___ DATA FOR REVIEW

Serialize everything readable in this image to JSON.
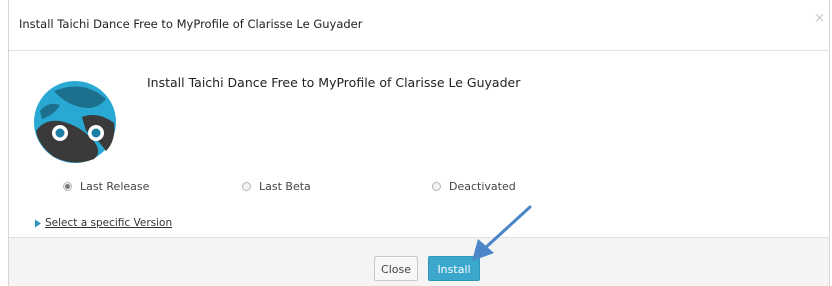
{
  "dialog": {
    "title": "Install Taichi Dance Free to MyProfile of Clarisse Le Guyader",
    "close_symbol": "×"
  },
  "app": {
    "icon_name": "taichi-dance-app-icon",
    "install_heading": "Install Taichi Dance Free to MyProfile of Clarisse Le Guyader"
  },
  "release_options": [
    {
      "label": "Last Release",
      "selected": true
    },
    {
      "label": "Last Beta",
      "selected": false
    },
    {
      "label": "Deactivated",
      "selected": false
    }
  ],
  "version_link": {
    "label": "Select a specific Version",
    "icon": "chevron-right-icon"
  },
  "footer": {
    "close_label": "Close",
    "install_label": "Install"
  },
  "annotation": {
    "icon": "arrow-pointer",
    "color": "#4a86c8"
  },
  "colors": {
    "accent": "#3ba7cc",
    "header_border": "#e2e2e2",
    "footer_bg": "#f4f4f4"
  }
}
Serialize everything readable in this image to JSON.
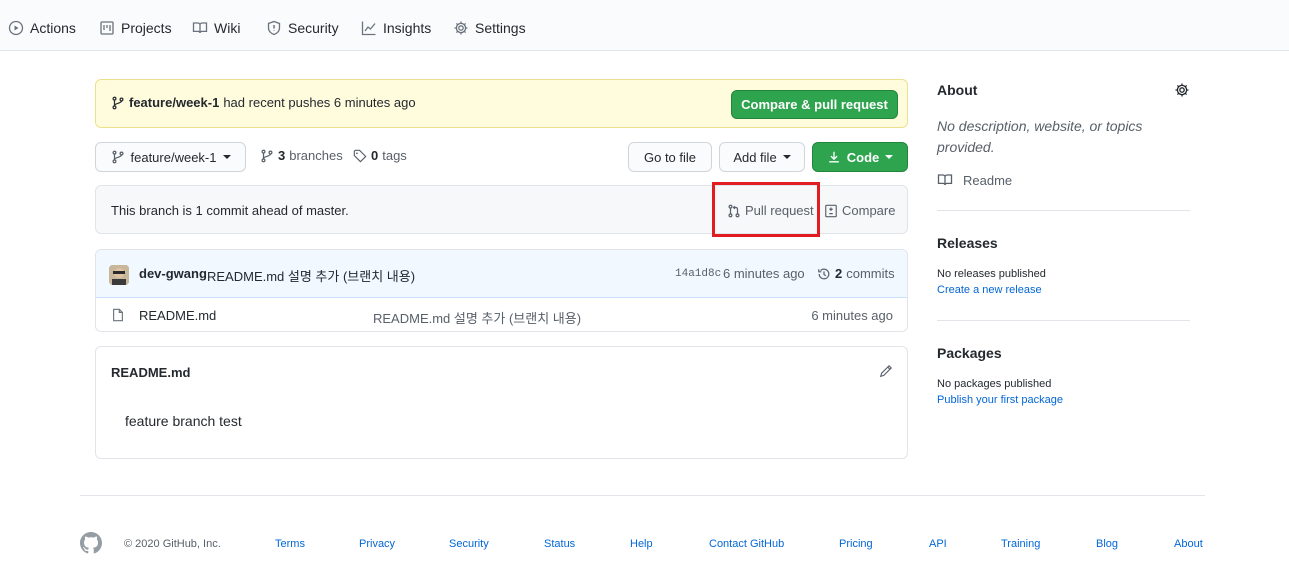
{
  "nav": {
    "tabs": [
      {
        "label": "Actions",
        "icon": "play-circle-icon"
      },
      {
        "label": "Projects",
        "icon": "project-icon"
      },
      {
        "label": "Wiki",
        "icon": "book-icon"
      },
      {
        "label": "Security",
        "icon": "shield-icon"
      },
      {
        "label": "Insights",
        "icon": "graph-icon"
      },
      {
        "label": "Settings",
        "icon": "gear-icon"
      }
    ]
  },
  "banner": {
    "branch": "feature/week-1",
    "message": "had recent pushes 6 minutes ago",
    "button": "Compare & pull request"
  },
  "toolbar": {
    "branch": "feature/week-1",
    "branches_count": "3",
    "branches_label": "branches",
    "tags_count": "0",
    "tags_label": "tags",
    "go_to_file": "Go to file",
    "add_file": "Add file",
    "code": "Code"
  },
  "ahead": {
    "message": "This branch is 1 commit ahead of master.",
    "pull_request": "Pull request",
    "compare": "Compare"
  },
  "commit": {
    "author": "dev-gwang",
    "message": "README.md 설명 추가 (브랜치 내용)",
    "sha": "14a1d8c",
    "time": "6 minutes ago",
    "commits_count": "2",
    "commits_label": "commits"
  },
  "files": [
    {
      "name": "README.md",
      "message": "README.md 설명 추가 (브랜치 내용)",
      "time": "6 minutes ago"
    }
  ],
  "readme": {
    "title": "README.md",
    "content": "feature branch test"
  },
  "sidebar": {
    "about_title": "About",
    "about_desc": "No description, website, or topics provided.",
    "readme_link": "Readme",
    "releases_title": "Releases",
    "releases_empty": "No releases published",
    "releases_link": "Create a new release",
    "packages_title": "Packages",
    "packages_empty": "No packages published",
    "packages_link": "Publish your first package"
  },
  "footer": {
    "copyright": "© 2020 GitHub, Inc.",
    "links": [
      "Terms",
      "Privacy",
      "Security",
      "Status",
      "Help",
      "Contact GitHub",
      "Pricing",
      "API",
      "Training",
      "Blog",
      "About"
    ]
  },
  "colors": {
    "green": "#2ea44f",
    "link_blue": "#0366d6",
    "highlight_red": "#e11d21",
    "banner_yellow": "#fffbdd"
  }
}
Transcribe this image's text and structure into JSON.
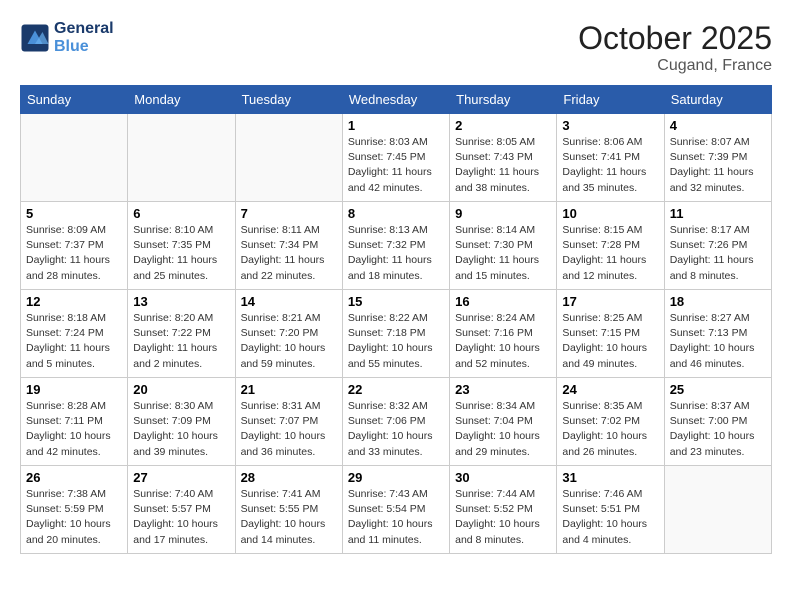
{
  "header": {
    "logo_line1": "General",
    "logo_line2": "Blue",
    "month": "October 2025",
    "location": "Cugand, France"
  },
  "weekdays": [
    "Sunday",
    "Monday",
    "Tuesday",
    "Wednesday",
    "Thursday",
    "Friday",
    "Saturday"
  ],
  "weeks": [
    [
      {
        "day": "",
        "sunrise": "",
        "sunset": "",
        "daylight": ""
      },
      {
        "day": "",
        "sunrise": "",
        "sunset": "",
        "daylight": ""
      },
      {
        "day": "",
        "sunrise": "",
        "sunset": "",
        "daylight": ""
      },
      {
        "day": "1",
        "sunrise": "Sunrise: 8:03 AM",
        "sunset": "Sunset: 7:45 PM",
        "daylight": "Daylight: 11 hours and 42 minutes."
      },
      {
        "day": "2",
        "sunrise": "Sunrise: 8:05 AM",
        "sunset": "Sunset: 7:43 PM",
        "daylight": "Daylight: 11 hours and 38 minutes."
      },
      {
        "day": "3",
        "sunrise": "Sunrise: 8:06 AM",
        "sunset": "Sunset: 7:41 PM",
        "daylight": "Daylight: 11 hours and 35 minutes."
      },
      {
        "day": "4",
        "sunrise": "Sunrise: 8:07 AM",
        "sunset": "Sunset: 7:39 PM",
        "daylight": "Daylight: 11 hours and 32 minutes."
      }
    ],
    [
      {
        "day": "5",
        "sunrise": "Sunrise: 8:09 AM",
        "sunset": "Sunset: 7:37 PM",
        "daylight": "Daylight: 11 hours and 28 minutes."
      },
      {
        "day": "6",
        "sunrise": "Sunrise: 8:10 AM",
        "sunset": "Sunset: 7:35 PM",
        "daylight": "Daylight: 11 hours and 25 minutes."
      },
      {
        "day": "7",
        "sunrise": "Sunrise: 8:11 AM",
        "sunset": "Sunset: 7:34 PM",
        "daylight": "Daylight: 11 hours and 22 minutes."
      },
      {
        "day": "8",
        "sunrise": "Sunrise: 8:13 AM",
        "sunset": "Sunset: 7:32 PM",
        "daylight": "Daylight: 11 hours and 18 minutes."
      },
      {
        "day": "9",
        "sunrise": "Sunrise: 8:14 AM",
        "sunset": "Sunset: 7:30 PM",
        "daylight": "Daylight: 11 hours and 15 minutes."
      },
      {
        "day": "10",
        "sunrise": "Sunrise: 8:15 AM",
        "sunset": "Sunset: 7:28 PM",
        "daylight": "Daylight: 11 hours and 12 minutes."
      },
      {
        "day": "11",
        "sunrise": "Sunrise: 8:17 AM",
        "sunset": "Sunset: 7:26 PM",
        "daylight": "Daylight: 11 hours and 8 minutes."
      }
    ],
    [
      {
        "day": "12",
        "sunrise": "Sunrise: 8:18 AM",
        "sunset": "Sunset: 7:24 PM",
        "daylight": "Daylight: 11 hours and 5 minutes."
      },
      {
        "day": "13",
        "sunrise": "Sunrise: 8:20 AM",
        "sunset": "Sunset: 7:22 PM",
        "daylight": "Daylight: 11 hours and 2 minutes."
      },
      {
        "day": "14",
        "sunrise": "Sunrise: 8:21 AM",
        "sunset": "Sunset: 7:20 PM",
        "daylight": "Daylight: 10 hours and 59 minutes."
      },
      {
        "day": "15",
        "sunrise": "Sunrise: 8:22 AM",
        "sunset": "Sunset: 7:18 PM",
        "daylight": "Daylight: 10 hours and 55 minutes."
      },
      {
        "day": "16",
        "sunrise": "Sunrise: 8:24 AM",
        "sunset": "Sunset: 7:16 PM",
        "daylight": "Daylight: 10 hours and 52 minutes."
      },
      {
        "day": "17",
        "sunrise": "Sunrise: 8:25 AM",
        "sunset": "Sunset: 7:15 PM",
        "daylight": "Daylight: 10 hours and 49 minutes."
      },
      {
        "day": "18",
        "sunrise": "Sunrise: 8:27 AM",
        "sunset": "Sunset: 7:13 PM",
        "daylight": "Daylight: 10 hours and 46 minutes."
      }
    ],
    [
      {
        "day": "19",
        "sunrise": "Sunrise: 8:28 AM",
        "sunset": "Sunset: 7:11 PM",
        "daylight": "Daylight: 10 hours and 42 minutes."
      },
      {
        "day": "20",
        "sunrise": "Sunrise: 8:30 AM",
        "sunset": "Sunset: 7:09 PM",
        "daylight": "Daylight: 10 hours and 39 minutes."
      },
      {
        "day": "21",
        "sunrise": "Sunrise: 8:31 AM",
        "sunset": "Sunset: 7:07 PM",
        "daylight": "Daylight: 10 hours and 36 minutes."
      },
      {
        "day": "22",
        "sunrise": "Sunrise: 8:32 AM",
        "sunset": "Sunset: 7:06 PM",
        "daylight": "Daylight: 10 hours and 33 minutes."
      },
      {
        "day": "23",
        "sunrise": "Sunrise: 8:34 AM",
        "sunset": "Sunset: 7:04 PM",
        "daylight": "Daylight: 10 hours and 29 minutes."
      },
      {
        "day": "24",
        "sunrise": "Sunrise: 8:35 AM",
        "sunset": "Sunset: 7:02 PM",
        "daylight": "Daylight: 10 hours and 26 minutes."
      },
      {
        "day": "25",
        "sunrise": "Sunrise: 8:37 AM",
        "sunset": "Sunset: 7:00 PM",
        "daylight": "Daylight: 10 hours and 23 minutes."
      }
    ],
    [
      {
        "day": "26",
        "sunrise": "Sunrise: 7:38 AM",
        "sunset": "Sunset: 5:59 PM",
        "daylight": "Daylight: 10 hours and 20 minutes."
      },
      {
        "day": "27",
        "sunrise": "Sunrise: 7:40 AM",
        "sunset": "Sunset: 5:57 PM",
        "daylight": "Daylight: 10 hours and 17 minutes."
      },
      {
        "day": "28",
        "sunrise": "Sunrise: 7:41 AM",
        "sunset": "Sunset: 5:55 PM",
        "daylight": "Daylight: 10 hours and 14 minutes."
      },
      {
        "day": "29",
        "sunrise": "Sunrise: 7:43 AM",
        "sunset": "Sunset: 5:54 PM",
        "daylight": "Daylight: 10 hours and 11 minutes."
      },
      {
        "day": "30",
        "sunrise": "Sunrise: 7:44 AM",
        "sunset": "Sunset: 5:52 PM",
        "daylight": "Daylight: 10 hours and 8 minutes."
      },
      {
        "day": "31",
        "sunrise": "Sunrise: 7:46 AM",
        "sunset": "Sunset: 5:51 PM",
        "daylight": "Daylight: 10 hours and 4 minutes."
      },
      {
        "day": "",
        "sunrise": "",
        "sunset": "",
        "daylight": ""
      }
    ]
  ]
}
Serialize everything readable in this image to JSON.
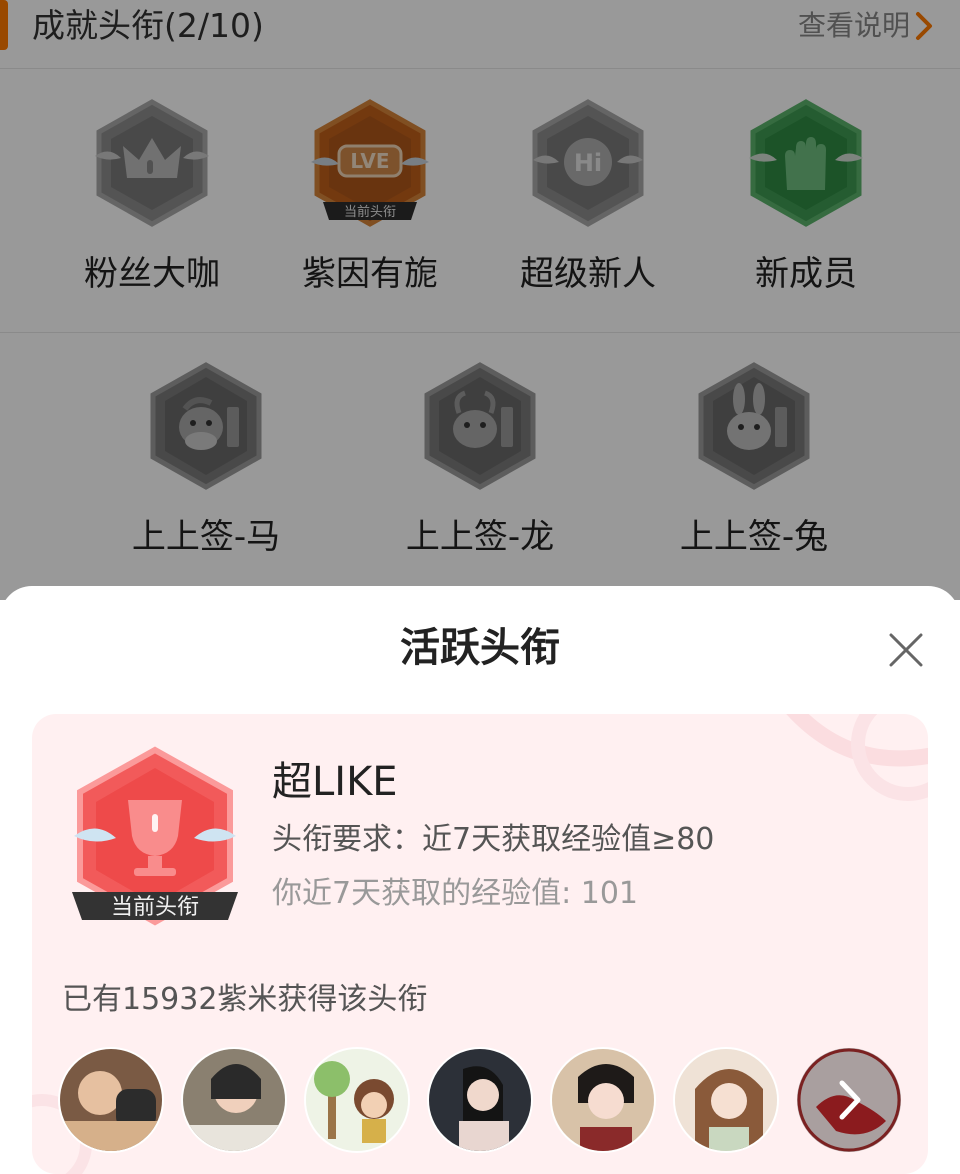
{
  "header": {
    "title": "成就头衔(2/10)",
    "link_label": "查看说明",
    "accent_color": "#ff7a00"
  },
  "badges_row1": [
    {
      "label": "粉丝大咖",
      "icon": "crown-badge-icon",
      "state": "locked"
    },
    {
      "label": "紫因有旎",
      "icon": "lve-badge-icon",
      "state": "current",
      "tag": "当前头衔"
    },
    {
      "label": "超级新人",
      "icon": "hi-badge-icon",
      "state": "locked"
    },
    {
      "label": "新成员",
      "icon": "hand-badge-icon",
      "state": "unlocked"
    }
  ],
  "badges_row2": [
    {
      "label": "上上签-马",
      "icon": "horse-badge-icon",
      "state": "locked"
    },
    {
      "label": "上上签-龙",
      "icon": "dragon-badge-icon",
      "state": "locked"
    },
    {
      "label": "上上签-兔",
      "icon": "rabbit-badge-icon",
      "state": "locked"
    }
  ],
  "sheet": {
    "title": "活跃头衔",
    "badge_name": "超LIKE",
    "badge_icon": "trophy-badge-icon",
    "current_tag": "当前头衔",
    "requirement": "头衔要求：近7天获取经验值≥80",
    "my_value": "你近7天获取的经验值: 101",
    "owners_count": "已有15932紫米获得该头衔",
    "accent_color": "#f04848"
  }
}
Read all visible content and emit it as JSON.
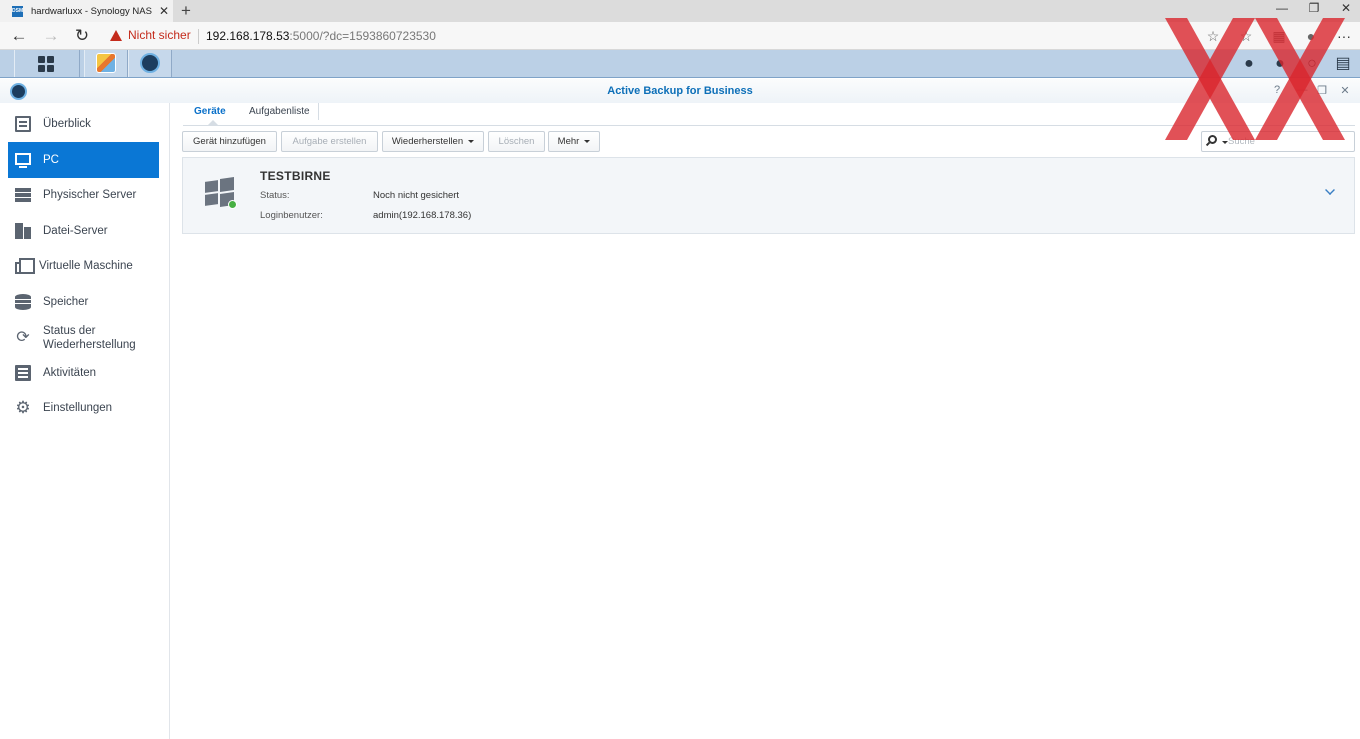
{
  "browser": {
    "tab_title": "hardwarluxx - Synology NAS",
    "favicon_text": "DSM",
    "tab_close": "✕",
    "new_tab": "+",
    "security_label": "Nicht sicher",
    "url_host": "192.168.178.53",
    "url_rest": ":5000/?dc=1593860723530",
    "more_menu": "···"
  },
  "app": {
    "title": "Active Backup for Business"
  },
  "sidebar": {
    "items": [
      {
        "label": "Überblick",
        "icon": "overview-icon"
      },
      {
        "label": "PC",
        "icon": "pc-icon"
      },
      {
        "label": "Physischer Server",
        "icon": "server-icon"
      },
      {
        "label": "Datei-Server",
        "icon": "file-server-icon"
      },
      {
        "label": "Virtuelle Maschine",
        "icon": "vm-icon"
      },
      {
        "label": "Speicher",
        "icon": "storage-icon"
      },
      {
        "label": "Status der Wiederherstellung",
        "icon": "restore-status-icon"
      },
      {
        "label": "Aktivitäten",
        "icon": "activity-icon"
      },
      {
        "label": "Einstellungen",
        "icon": "settings-icon"
      }
    ],
    "active_index": 1
  },
  "main": {
    "tabs": [
      {
        "label": "Geräte"
      },
      {
        "label": "Aufgabenliste"
      }
    ],
    "toolbar": {
      "add_device": "Gerät hinzufügen",
      "create_task": "Aufgabe erstellen",
      "restore": "Wiederherstellen",
      "delete": "Löschen",
      "more": "Mehr"
    },
    "search": {
      "placeholder": "Suche"
    },
    "device": {
      "name": "TESTBIRNE",
      "status_label": "Status:",
      "status_value": "Noch nicht gesichert",
      "login_label": "Loginbenutzer:",
      "login_value": "admin(192.168.178.36)",
      "online_color": "#47b043"
    }
  },
  "colors": {
    "accent": "#0a77d5",
    "title_blue": "#0d6fb8",
    "watermark_red": "#d9262d"
  }
}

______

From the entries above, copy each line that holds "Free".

    "title": "Install Taichi Dance Free to MyProfile of Clarisse Le Guyader",
    "install_heading": "Install Taichi Dance Free to MyProfile of Clarisse Le Guyader"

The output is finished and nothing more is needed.